Someone stole my nice Christmas wreath from the storage room.
Frankly, that sucks.
I discovered the theft tonight, when I finally decided it was time to take down the autumn leaf wreath I've had on the door for a couple of months. I am, at heart, a crafty girl (yes, it's a bad "fat middle-aged woman" kind of stereotype) and I make most of my own greeting cards, decorate my own wreaths, and on the spur of the moment can put together a pretty darn nice homemade gift.

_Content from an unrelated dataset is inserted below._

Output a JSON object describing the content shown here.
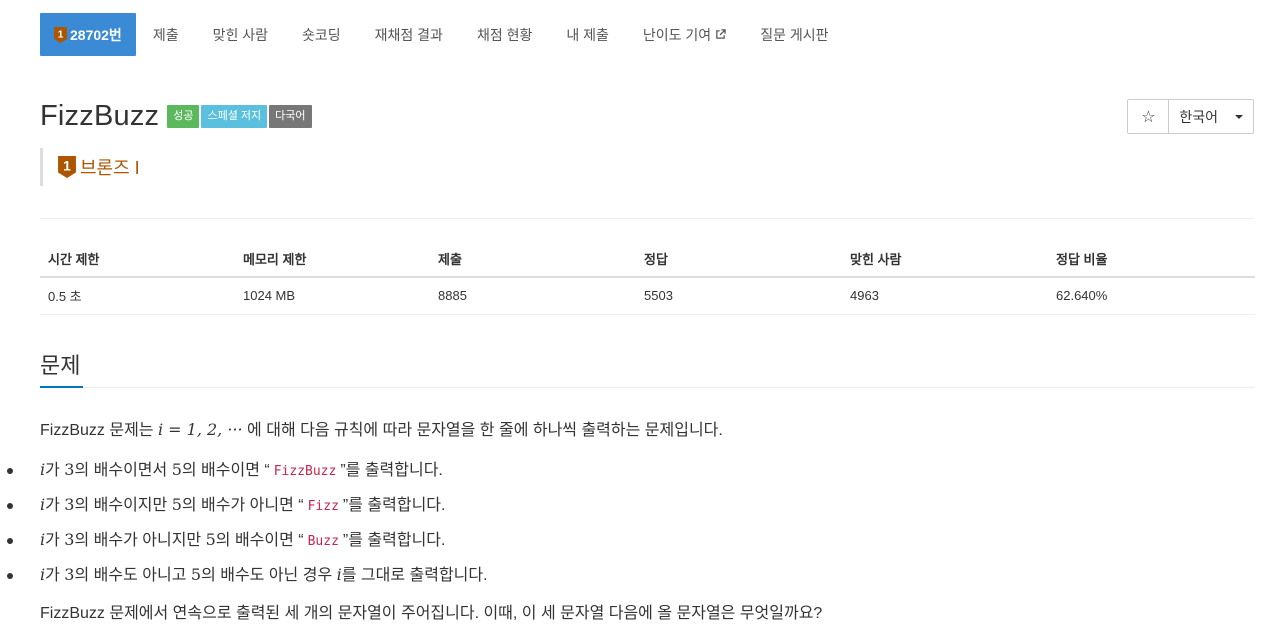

A few years ago, I started decorating my own wreaths, using basic fake fir guys or the bent wood ones from Michaels (on the weeks when they're ridiculously cheap) and "picks" - the wee bits of seasonal decoration designed to be wrapped around and tucked into the wreath frames. The Sasquatch still has the Christmas one I made for him years ago (and it makes me happy to know he still uses it each year.) I made a couple for my old office, Job X, and I took one of them when I left, which has been tucked away in the basement since March 2005. It was a more basic wreath, without all the bells and whistles I put onto the one I made for my own apartment door. My home wreath had berries and funky leaves and pine cones, a handful of tiny bells, and a great red velvet bow. It was, if I say so myself, a pretty nifty number.
But it's gone now. Such a stupid thing to steal. It's not as if anyone could hang it on their door here in the building. (That would require a rather un-seasonal asskicking from yours truly.) I can only assume it's either hanging in someone's office somewhere, or it was maliciously tossed out by someone. Regardless, it made me sad to see it gone.
I dug through my dusty boxes and found the simple wreath from Job X to hang on my door. It's just got holly berries and a little gold and a big plaid bow. Nothing special. And yet, perhaps in putting it on the door, I'm reclaiming a little more of myself. It's an inanimate object, after all, not some dark talisman reminding me of how little those people thought of me. It's something I made. Time to take it back.
It's on my door now, and at the very heart of it is the small copper kokopelli figure I bought in Riverside, Iowa last year, on my trek with my brother's ashes. Having that little guy around is a reminder of my brother, and he's been on my door since I came back from that trip. First, he was alone, and then, he swayed in the center of my autumn wreath. Now, he's in my Christmas wreath. My nondescript Christmas wreath, made for a place where I was not wanted.
I hope that whoever stole my nice wreath finds pleasure in it. I hope that other people see it and find it festive and beautiful. I will take solace in that thought.
For now, I'll enjoy the simple wreath at home. In a way, it speaks to this whole year for me. A time of change, a time of adaptation, a time of downsizing, needing and wanting less, but hoping for more.
For hope really is a very good thing.